In an interview with the Register, Franciscan Father David Grenier, the secretary at the Custody of the Holy Land, emphasized that this was not the first time the three Churches have cooperated in order to repair a church structure.
“We cannot forget that the dome that was damaged by earthquake was restored,” Father Grenier said of the Holy Sepulcher’s dome, which was restored between 1994 and 1997.
Father Grenier said relations between the Churches have been improving since Blessed Pope Paul VI visited the Orthodox patriarchs of Jerusalem and Constantinople in 1964 and 1967. His 1964 meeting with Ecumenical Patriarch Athenagoras resulted in the removal of the excommunications that resulted from the Great Schism that split the Eastern (Orthodox) and Western (Roman Catholic) Churches in 1054.
“From then on, Father Grenier said, both Catholic and Orthodox Churches and Protestant churches have been in dialogue.
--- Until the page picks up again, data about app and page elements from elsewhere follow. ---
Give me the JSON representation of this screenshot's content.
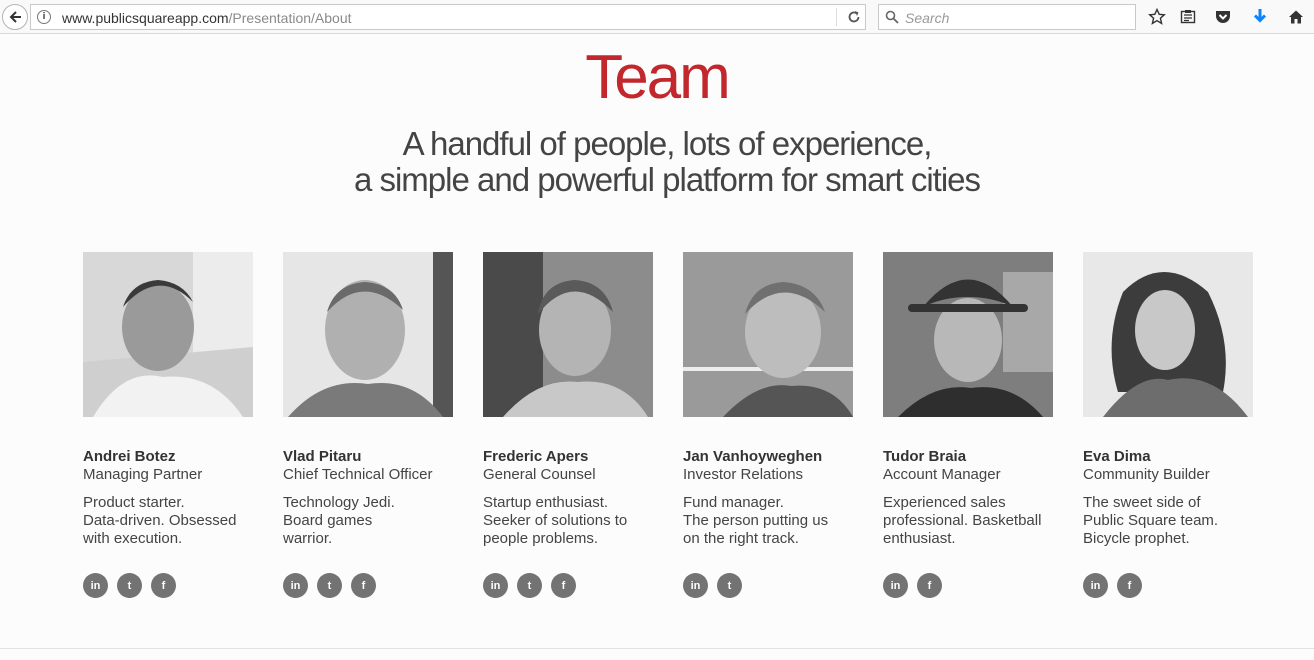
{
  "browser": {
    "url_host": "www.publicsquareapp.com",
    "url_path": "/Presentation/About",
    "search_placeholder": "Search",
    "icons": [
      "back-arrow-icon",
      "info-icon",
      "reload-icon",
      "search-icon",
      "bookmark-star-icon",
      "reader-view-icon",
      "pocket-icon",
      "download-icon",
      "home-icon"
    ],
    "accent_download": "#0a84ff"
  },
  "page": {
    "title": "Team",
    "subtitle_line1": "A handful of people, lots of experience,",
    "subtitle_line2": "a simple and powerful platform for smart cities",
    "title_color": "#c1272d"
  },
  "team": [
    {
      "name": "Andrei Botez",
      "role": "Managing Partner",
      "bio": [
        "Product starter.",
        "Data-driven. Obsessed",
        "with execution."
      ],
      "social": [
        "linkedin",
        "twitter",
        "facebook"
      ]
    },
    {
      "name": "Vlad Pitaru",
      "role": "Chief Technical Officer",
      "bio": [
        "Technology Jedi.",
        "Board games",
        "warrior."
      ],
      "social": [
        "linkedin",
        "twitter",
        "facebook"
      ]
    },
    {
      "name": "Frederic Apers",
      "role": "General Counsel",
      "bio": [
        "Startup enthusiast.",
        "Seeker of solutions to",
        "people problems."
      ],
      "social": [
        "linkedin",
        "twitter",
        "facebook"
      ]
    },
    {
      "name": "Jan Vanhoyweghen",
      "role": "Investor Relations",
      "bio": [
        "Fund manager.",
        "The person putting us",
        "on the right track."
      ],
      "social": [
        "linkedin",
        "twitter"
      ]
    },
    {
      "name": "Tudor Braia",
      "role": "Account Manager",
      "bio": [
        "Experienced sales",
        "professional. Basketball",
        "enthusiast."
      ],
      "social": [
        "linkedin",
        "facebook"
      ]
    },
    {
      "name": "Eva Dima",
      "role": "Community Builder",
      "bio": [
        "The sweet side of",
        "Public Square team.",
        "Bicycle prophet."
      ],
      "social": [
        "linkedin",
        "facebook"
      ]
    }
  ],
  "social_labels": {
    "linkedin": "in",
    "twitter": "t",
    "facebook": "f"
  },
  "social_color": "#737373"
}
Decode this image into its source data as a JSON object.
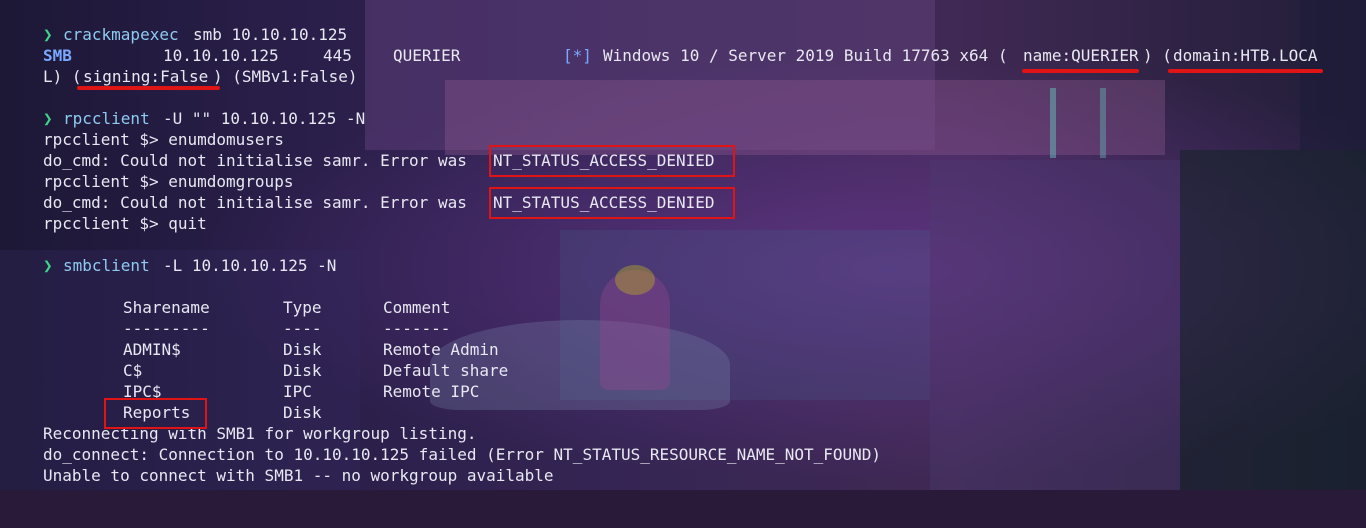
{
  "background": {
    "icon": "neon-city-wallpaper"
  },
  "colors": {
    "prompt_arrow": "#3fd48a",
    "command": "#8ecbf2",
    "smb_tag": "#7aa8ff",
    "highlight": "#e01414",
    "text": "#e8e8f2"
  },
  "lines": {
    "cme": {
      "arrow": "❯",
      "command": "crackmapexec",
      "args": "smb 10.10.10.125"
    },
    "smb_out": {
      "tag": "SMB",
      "ip": "10.10.10.125",
      "port": "445",
      "host": "QUERIER",
      "star": "[*]",
      "os": "Windows 10 / Server 2019 Build 17763 x64 (",
      "name": "name:QUERIER",
      "mid": ") (",
      "domain": "domain:HTB.LOCA"
    },
    "smb_out2": {
      "pre": "L) (",
      "signing": "signing:False",
      "post": ") (SMBv1:False)"
    },
    "rpc": {
      "arrow": "❯",
      "command": "rpcclient",
      "args": "-U \"\" 10.10.10.125 -N"
    },
    "rpc1": "rpcclient $> enumdomusers",
    "rpc2": {
      "text": "do_cmd: Could not initialise samr. Error was ",
      "error": "NT_STATUS_ACCESS_DENIED"
    },
    "rpc3": "rpcclient $> enumdomgroups",
    "rpc4": {
      "text": "do_cmd: Could not initialise samr. Error was ",
      "error": "NT_STATUS_ACCESS_DENIED"
    },
    "rpc5": "rpcclient $> quit",
    "smbc": {
      "arrow": "❯",
      "command": "smbclient",
      "args": "-L 10.10.10.125 -N"
    },
    "shares_header": {
      "name": "Sharename",
      "type": "Type",
      "comment": "Comment"
    },
    "shares_sep": {
      "name": "---------",
      "type": "----",
      "comment": "-------"
    },
    "shares": [
      {
        "name": "ADMIN$",
        "type": "Disk",
        "comment": "Remote Admin"
      },
      {
        "name": "C$",
        "type": "Disk",
        "comment": "Default share"
      },
      {
        "name": "IPC$",
        "type": "IPC",
        "comment": "Remote IPC"
      },
      {
        "name": "Reports",
        "type": "Disk",
        "comment": ""
      }
    ],
    "tail1": "Reconnecting with SMB1 for workgroup listing.",
    "tail2": "do_connect: Connection to 10.10.10.125 failed (Error NT_STATUS_RESOURCE_NAME_NOT_FOUND)",
    "tail3": "Unable to connect with SMB1 -- no workgroup available"
  }
}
All believe in the words, ‘May all be one, so that the world will believe he sent me.’”
The fact that the global church has drawn closer “has affected relationships here in the Holy Land,” Father Grenier said. “It has changed a lot of the mentality” of division.
The Franciscan priest acknowledged that “some disagreements” occur between the clergy that share the Holy Sepulcher and Nativity churches, but that all try to abide by the 18th-century “Status Quo” decree, still in place, imposed by the Ottoman Turks in order to protect the rights of Holy Land Christian, Muslim and Jewish institutions.
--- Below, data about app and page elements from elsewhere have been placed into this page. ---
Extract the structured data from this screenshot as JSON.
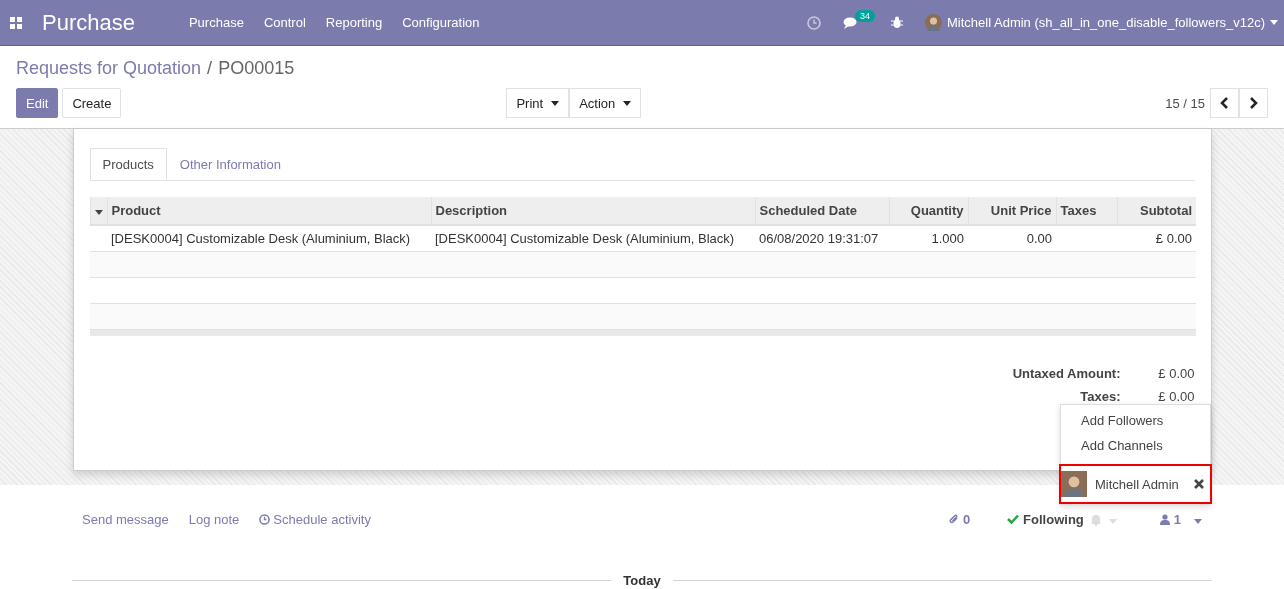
{
  "navbar": {
    "app_name": "Purchase",
    "menu": [
      "Purchase",
      "Control",
      "Reporting",
      "Configuration"
    ],
    "message_count": "34",
    "user": "Mitchell Admin (sh_all_in_one_disable_followers_v12c)"
  },
  "breadcrumb": {
    "parent": "Requests for Quotation",
    "separator": "/",
    "current": "PO00015"
  },
  "buttons": [
    {
      "label": "Edit",
      "kind": "primary"
    },
    {
      "label": "Create",
      "kind": "secondary"
    }
  ],
  "dropdowns": [
    "Print",
    "Action"
  ],
  "pager": "15 / 15",
  "tabs": [
    {
      "label": "Products",
      "selected": true
    },
    {
      "label": "Other Information",
      "selected": false
    }
  ],
  "table": {
    "columns": [
      {
        "label": "Product",
        "kind": "text"
      },
      {
        "label": "Description",
        "kind": "text"
      },
      {
        "label": "Scheduled Date",
        "kind": "text"
      },
      {
        "label": "Quantity",
        "kind": "number"
      },
      {
        "label": "Unit Price",
        "kind": "number"
      },
      {
        "label": "Taxes",
        "kind": "text"
      },
      {
        "label": "Subtotal",
        "kind": "number"
      }
    ],
    "rows": [
      [
        "[DESK0004] Customizable Desk (Aluminium, Black)",
        "[DESK0004] Customizable Desk (Aluminium, Black)",
        "06/08/2020 19:31:07",
        "1.000",
        "0.00",
        "",
        "£ 0.00"
      ]
    ]
  },
  "totals": [
    {
      "label": "Untaxed Amount:",
      "value": "£ 0.00"
    },
    {
      "label": "Taxes:",
      "value": "£ 0.00"
    }
  ],
  "chatter": {
    "actions": [
      "Send message",
      "Log note",
      "Schedule activity"
    ],
    "attachments": "0",
    "follow": "Following",
    "followers": "1",
    "divider": "Today"
  },
  "followers_menu": {
    "items": [
      "Add Followers",
      "Add Channels"
    ],
    "follower": "Mitchell Admin"
  }
}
The status quo also applies to the various Christian denominations.
“If you consider that each community has its own people living in the churches, that we are together 24 hours a day, seven days a week, these disagreements are really a very small part of everyday life,” Father Grenier said. “Ordinarily, we speak and collaborate. In the past, that wasn’t always the case, but now we are seeing more collaboration.”
Father Grenier said a commission for the status quo meets every month for normal, everyday matters, but when there are big projects, the heads of the Churches have additional meetings.
He added that the status quo “allows us to be in the same place and to celebrate, each one of us, the ceremonies fundamental to our faith.”
Michele Chabin is the Register’s Middle East correspondent.